◆ **Problem**: Copy every line below that has the word "from" in it.

========================

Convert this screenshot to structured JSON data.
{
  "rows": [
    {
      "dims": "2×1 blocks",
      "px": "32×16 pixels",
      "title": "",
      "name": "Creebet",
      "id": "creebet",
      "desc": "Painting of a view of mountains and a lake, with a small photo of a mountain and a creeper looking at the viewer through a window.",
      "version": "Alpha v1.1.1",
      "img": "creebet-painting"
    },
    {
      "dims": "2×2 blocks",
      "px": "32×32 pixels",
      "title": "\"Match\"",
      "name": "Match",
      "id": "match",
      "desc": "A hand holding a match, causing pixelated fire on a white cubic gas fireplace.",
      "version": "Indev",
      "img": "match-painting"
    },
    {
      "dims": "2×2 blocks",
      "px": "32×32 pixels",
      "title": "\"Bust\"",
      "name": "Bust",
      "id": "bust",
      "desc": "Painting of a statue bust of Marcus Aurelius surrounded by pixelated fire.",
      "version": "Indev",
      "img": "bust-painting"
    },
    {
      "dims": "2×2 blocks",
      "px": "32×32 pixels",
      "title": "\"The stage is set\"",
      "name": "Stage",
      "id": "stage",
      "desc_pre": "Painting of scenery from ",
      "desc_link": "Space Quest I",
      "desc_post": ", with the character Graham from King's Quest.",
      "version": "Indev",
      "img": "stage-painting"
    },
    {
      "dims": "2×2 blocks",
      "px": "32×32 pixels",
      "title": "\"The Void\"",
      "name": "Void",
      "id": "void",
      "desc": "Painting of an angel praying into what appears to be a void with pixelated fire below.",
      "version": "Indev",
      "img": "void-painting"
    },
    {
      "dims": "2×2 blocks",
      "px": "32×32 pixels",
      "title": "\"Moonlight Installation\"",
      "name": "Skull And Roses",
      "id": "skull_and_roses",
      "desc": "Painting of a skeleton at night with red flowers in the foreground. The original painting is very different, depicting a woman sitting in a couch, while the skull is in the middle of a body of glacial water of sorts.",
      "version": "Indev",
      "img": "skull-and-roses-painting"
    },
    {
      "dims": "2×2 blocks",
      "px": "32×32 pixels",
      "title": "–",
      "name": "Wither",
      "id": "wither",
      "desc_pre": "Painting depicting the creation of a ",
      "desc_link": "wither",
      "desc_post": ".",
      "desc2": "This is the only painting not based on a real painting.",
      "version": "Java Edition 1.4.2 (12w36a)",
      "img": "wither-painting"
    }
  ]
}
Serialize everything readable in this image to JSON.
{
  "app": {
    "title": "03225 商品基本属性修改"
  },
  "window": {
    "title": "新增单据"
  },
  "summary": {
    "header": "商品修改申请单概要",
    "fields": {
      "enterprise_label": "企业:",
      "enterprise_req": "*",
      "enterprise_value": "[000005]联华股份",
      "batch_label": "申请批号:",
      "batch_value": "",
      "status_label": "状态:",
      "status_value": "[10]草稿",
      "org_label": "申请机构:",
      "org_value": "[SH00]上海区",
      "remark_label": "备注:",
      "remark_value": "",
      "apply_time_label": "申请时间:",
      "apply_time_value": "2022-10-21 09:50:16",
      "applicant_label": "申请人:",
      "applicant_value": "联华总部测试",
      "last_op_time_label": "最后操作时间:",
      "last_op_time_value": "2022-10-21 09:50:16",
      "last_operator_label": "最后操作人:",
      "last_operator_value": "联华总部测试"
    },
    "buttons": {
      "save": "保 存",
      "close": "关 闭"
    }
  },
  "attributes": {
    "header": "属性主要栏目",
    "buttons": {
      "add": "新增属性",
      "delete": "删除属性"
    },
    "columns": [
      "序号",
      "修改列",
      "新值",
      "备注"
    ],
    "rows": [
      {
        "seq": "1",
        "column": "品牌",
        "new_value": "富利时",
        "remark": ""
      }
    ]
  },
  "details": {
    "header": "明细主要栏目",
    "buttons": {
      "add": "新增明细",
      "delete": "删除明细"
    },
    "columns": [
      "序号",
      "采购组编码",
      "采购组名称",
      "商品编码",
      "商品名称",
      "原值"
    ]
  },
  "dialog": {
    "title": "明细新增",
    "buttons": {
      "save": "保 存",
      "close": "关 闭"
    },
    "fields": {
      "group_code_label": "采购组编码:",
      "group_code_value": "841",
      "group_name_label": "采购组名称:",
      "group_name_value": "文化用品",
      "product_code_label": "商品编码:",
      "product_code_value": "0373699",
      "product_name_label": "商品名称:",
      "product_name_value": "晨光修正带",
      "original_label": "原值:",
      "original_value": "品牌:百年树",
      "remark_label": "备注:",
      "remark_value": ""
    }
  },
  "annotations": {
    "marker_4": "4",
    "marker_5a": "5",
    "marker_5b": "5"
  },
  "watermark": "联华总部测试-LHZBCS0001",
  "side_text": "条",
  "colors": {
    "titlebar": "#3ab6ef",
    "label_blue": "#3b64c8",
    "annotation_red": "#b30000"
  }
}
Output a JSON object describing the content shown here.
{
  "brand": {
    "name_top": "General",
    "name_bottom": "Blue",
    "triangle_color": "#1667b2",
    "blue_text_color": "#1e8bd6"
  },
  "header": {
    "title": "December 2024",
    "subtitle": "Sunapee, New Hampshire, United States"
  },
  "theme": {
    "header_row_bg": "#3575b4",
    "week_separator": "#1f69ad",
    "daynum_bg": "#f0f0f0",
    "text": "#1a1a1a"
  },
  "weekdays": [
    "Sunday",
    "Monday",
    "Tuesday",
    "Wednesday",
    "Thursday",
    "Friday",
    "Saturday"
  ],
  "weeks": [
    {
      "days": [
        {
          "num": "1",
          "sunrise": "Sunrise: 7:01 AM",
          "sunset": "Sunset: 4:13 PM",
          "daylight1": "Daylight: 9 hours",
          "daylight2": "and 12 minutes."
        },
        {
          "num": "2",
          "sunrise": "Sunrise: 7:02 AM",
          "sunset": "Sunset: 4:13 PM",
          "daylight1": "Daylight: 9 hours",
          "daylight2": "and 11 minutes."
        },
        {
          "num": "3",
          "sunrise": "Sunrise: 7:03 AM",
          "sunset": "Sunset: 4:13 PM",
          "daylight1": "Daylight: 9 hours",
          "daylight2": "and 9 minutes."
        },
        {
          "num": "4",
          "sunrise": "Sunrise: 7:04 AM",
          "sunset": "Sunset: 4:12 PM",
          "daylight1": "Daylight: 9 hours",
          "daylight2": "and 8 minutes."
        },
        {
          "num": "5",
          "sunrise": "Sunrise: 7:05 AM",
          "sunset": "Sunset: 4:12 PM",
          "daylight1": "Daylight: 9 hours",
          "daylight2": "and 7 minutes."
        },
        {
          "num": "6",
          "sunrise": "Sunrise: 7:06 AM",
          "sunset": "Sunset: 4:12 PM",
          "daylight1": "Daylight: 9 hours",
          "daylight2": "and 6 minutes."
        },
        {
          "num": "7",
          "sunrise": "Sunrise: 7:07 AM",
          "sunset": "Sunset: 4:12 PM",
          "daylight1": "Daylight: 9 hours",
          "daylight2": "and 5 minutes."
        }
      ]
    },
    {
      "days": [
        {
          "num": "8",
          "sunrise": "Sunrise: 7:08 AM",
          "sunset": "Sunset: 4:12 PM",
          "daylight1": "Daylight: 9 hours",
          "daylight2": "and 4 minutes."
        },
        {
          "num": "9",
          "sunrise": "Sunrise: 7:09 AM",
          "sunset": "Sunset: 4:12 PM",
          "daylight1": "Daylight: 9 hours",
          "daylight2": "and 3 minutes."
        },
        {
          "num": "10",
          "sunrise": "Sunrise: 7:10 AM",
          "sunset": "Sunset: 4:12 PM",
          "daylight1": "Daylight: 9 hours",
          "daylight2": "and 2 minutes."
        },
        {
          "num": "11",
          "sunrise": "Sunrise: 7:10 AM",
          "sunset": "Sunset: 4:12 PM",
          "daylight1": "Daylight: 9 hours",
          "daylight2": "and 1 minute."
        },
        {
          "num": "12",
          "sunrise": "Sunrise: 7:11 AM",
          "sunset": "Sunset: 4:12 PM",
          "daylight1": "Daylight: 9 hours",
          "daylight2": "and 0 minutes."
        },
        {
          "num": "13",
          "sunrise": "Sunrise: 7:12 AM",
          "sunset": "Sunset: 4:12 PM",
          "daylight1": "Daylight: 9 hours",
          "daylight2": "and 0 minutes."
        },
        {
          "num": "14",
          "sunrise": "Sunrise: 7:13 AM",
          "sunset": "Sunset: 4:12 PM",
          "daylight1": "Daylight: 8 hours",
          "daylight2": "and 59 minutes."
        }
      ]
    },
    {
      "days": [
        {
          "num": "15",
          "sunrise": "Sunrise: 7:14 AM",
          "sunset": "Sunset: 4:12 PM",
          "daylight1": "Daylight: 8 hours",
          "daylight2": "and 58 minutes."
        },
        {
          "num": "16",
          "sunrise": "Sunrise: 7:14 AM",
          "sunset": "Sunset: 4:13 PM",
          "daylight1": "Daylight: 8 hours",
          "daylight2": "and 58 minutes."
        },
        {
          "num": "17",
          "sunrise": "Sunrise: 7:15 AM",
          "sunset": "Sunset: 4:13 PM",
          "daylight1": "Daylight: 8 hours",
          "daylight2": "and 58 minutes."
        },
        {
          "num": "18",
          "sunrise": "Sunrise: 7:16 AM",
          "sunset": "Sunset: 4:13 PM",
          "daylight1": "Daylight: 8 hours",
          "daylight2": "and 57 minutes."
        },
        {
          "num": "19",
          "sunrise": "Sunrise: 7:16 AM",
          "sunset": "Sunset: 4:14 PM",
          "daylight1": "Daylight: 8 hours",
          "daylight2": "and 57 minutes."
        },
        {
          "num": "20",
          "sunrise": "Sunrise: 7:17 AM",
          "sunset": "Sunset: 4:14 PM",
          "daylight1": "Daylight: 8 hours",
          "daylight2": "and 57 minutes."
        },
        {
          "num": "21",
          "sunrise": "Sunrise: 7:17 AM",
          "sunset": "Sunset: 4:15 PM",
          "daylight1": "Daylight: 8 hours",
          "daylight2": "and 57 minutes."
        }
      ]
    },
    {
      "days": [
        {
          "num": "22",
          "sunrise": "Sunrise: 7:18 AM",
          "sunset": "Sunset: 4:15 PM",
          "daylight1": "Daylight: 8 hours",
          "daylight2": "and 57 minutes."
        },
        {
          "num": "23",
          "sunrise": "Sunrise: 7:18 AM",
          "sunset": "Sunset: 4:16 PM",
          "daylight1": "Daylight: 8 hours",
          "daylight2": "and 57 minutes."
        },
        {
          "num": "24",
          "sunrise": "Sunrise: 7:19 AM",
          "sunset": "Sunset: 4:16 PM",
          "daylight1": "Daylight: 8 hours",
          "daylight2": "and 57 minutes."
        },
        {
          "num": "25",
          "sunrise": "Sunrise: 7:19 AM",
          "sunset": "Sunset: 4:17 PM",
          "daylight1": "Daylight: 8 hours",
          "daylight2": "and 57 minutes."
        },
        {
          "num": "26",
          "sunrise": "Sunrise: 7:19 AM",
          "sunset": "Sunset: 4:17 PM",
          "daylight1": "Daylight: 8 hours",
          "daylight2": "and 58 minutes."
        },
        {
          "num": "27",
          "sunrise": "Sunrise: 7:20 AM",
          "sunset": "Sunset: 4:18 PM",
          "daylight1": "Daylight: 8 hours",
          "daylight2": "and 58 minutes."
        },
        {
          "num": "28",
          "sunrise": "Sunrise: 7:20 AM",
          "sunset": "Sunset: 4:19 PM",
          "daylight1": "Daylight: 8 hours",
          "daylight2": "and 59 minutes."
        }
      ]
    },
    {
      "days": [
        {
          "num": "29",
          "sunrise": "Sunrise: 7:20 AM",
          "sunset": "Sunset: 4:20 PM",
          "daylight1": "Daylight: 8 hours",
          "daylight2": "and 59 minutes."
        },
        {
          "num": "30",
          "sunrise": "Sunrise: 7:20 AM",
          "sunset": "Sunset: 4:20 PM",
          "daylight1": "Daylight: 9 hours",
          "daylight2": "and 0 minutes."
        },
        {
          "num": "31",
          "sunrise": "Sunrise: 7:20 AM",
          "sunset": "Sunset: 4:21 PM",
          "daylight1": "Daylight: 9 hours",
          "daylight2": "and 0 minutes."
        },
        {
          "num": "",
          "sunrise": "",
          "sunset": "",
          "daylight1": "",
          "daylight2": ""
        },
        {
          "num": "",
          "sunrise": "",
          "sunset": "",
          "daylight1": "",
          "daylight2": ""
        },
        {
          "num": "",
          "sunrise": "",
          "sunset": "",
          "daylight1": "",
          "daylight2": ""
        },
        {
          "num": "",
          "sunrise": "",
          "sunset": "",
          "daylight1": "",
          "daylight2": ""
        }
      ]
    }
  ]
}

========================

◆ **Output**:
      "desc_pre": "Painting of scenery from ",
      "desc_post": ", with the character Graham from King's Quest.",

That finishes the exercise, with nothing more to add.